TASK MATERIAL: Begin
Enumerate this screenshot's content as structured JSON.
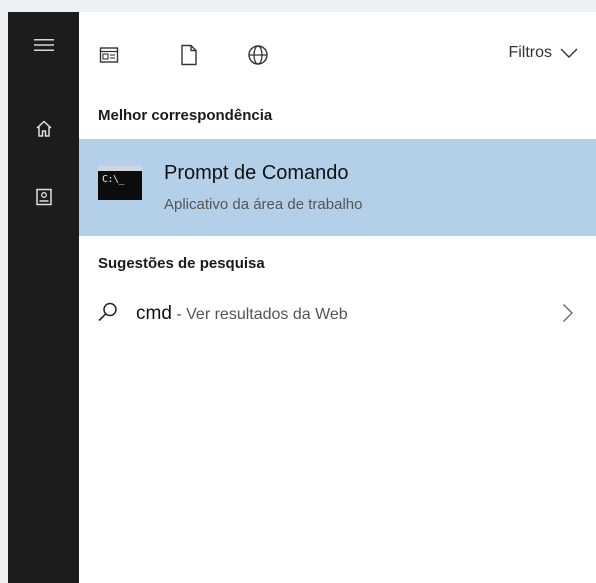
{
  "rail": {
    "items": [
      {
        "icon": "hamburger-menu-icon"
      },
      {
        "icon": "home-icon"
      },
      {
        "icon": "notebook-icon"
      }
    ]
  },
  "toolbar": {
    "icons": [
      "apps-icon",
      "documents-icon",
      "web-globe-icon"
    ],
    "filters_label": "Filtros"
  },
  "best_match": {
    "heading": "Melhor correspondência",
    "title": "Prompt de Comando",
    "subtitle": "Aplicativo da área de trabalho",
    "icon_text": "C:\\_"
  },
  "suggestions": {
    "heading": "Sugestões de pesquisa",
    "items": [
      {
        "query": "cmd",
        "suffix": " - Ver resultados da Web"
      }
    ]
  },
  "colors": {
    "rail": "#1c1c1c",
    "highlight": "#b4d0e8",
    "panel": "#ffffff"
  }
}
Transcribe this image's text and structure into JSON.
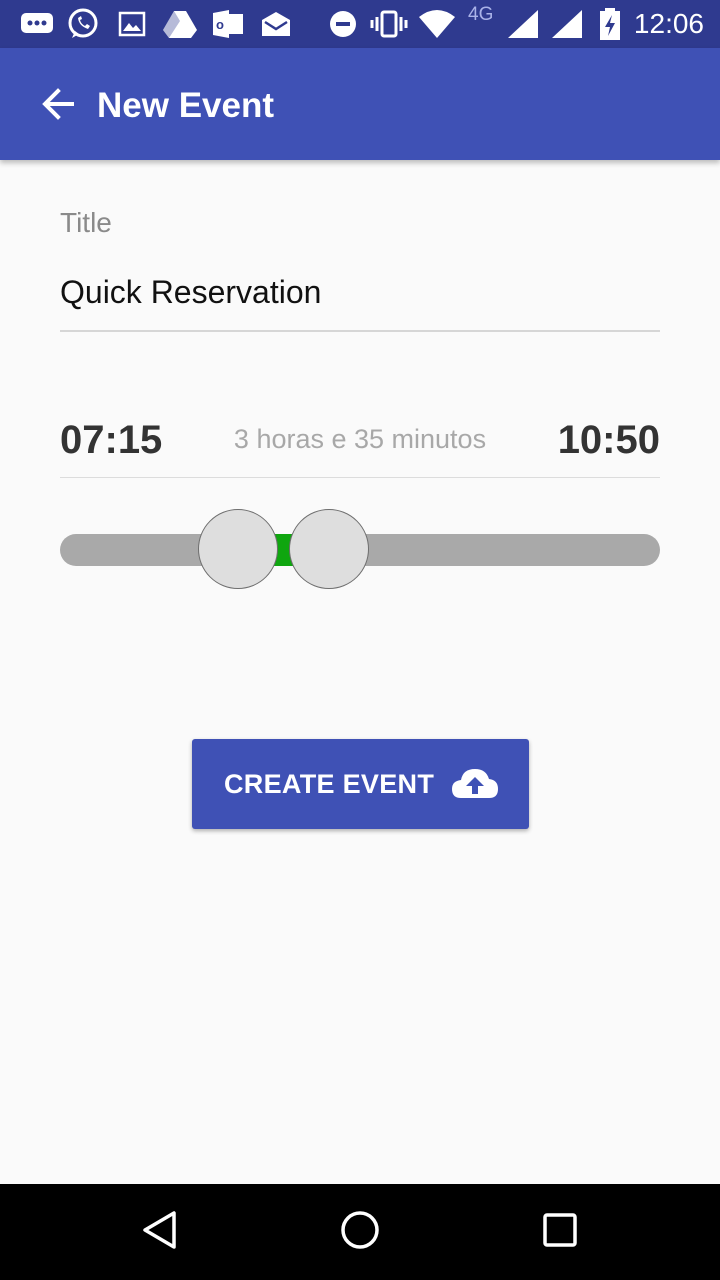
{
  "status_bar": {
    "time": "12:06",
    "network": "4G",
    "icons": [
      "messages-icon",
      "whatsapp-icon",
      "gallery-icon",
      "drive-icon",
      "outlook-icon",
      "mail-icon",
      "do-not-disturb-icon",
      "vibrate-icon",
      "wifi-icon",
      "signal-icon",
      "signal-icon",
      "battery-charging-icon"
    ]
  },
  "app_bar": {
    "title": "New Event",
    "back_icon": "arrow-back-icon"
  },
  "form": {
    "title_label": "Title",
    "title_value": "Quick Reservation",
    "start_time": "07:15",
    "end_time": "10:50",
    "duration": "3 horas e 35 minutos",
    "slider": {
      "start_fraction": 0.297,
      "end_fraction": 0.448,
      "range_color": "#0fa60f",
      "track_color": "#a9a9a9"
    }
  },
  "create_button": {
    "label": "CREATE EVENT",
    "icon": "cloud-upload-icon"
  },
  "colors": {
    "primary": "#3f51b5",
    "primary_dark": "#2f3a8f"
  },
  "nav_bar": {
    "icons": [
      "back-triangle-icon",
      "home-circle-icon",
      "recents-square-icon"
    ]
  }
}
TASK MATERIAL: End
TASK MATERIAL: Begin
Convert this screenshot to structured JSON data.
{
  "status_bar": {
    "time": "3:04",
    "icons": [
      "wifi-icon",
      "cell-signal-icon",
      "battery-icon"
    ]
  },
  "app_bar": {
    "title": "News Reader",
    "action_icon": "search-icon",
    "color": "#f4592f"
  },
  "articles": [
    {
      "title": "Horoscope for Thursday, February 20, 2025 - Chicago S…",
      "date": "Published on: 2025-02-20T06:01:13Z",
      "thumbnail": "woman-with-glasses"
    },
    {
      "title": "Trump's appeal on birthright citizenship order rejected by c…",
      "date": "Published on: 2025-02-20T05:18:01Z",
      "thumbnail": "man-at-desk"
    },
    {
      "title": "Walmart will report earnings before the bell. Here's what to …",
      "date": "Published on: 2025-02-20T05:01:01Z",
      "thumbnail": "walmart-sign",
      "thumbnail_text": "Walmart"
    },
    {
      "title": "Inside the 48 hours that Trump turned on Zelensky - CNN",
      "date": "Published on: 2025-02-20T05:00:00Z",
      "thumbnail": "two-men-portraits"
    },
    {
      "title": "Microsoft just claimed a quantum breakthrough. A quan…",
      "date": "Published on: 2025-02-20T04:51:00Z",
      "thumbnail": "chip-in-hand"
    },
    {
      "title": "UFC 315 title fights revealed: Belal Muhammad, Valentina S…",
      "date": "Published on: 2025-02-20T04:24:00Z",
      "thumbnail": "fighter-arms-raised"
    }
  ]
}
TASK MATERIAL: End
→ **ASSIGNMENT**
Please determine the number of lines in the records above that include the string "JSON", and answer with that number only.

→ **WRITTEN RESPONSE**
3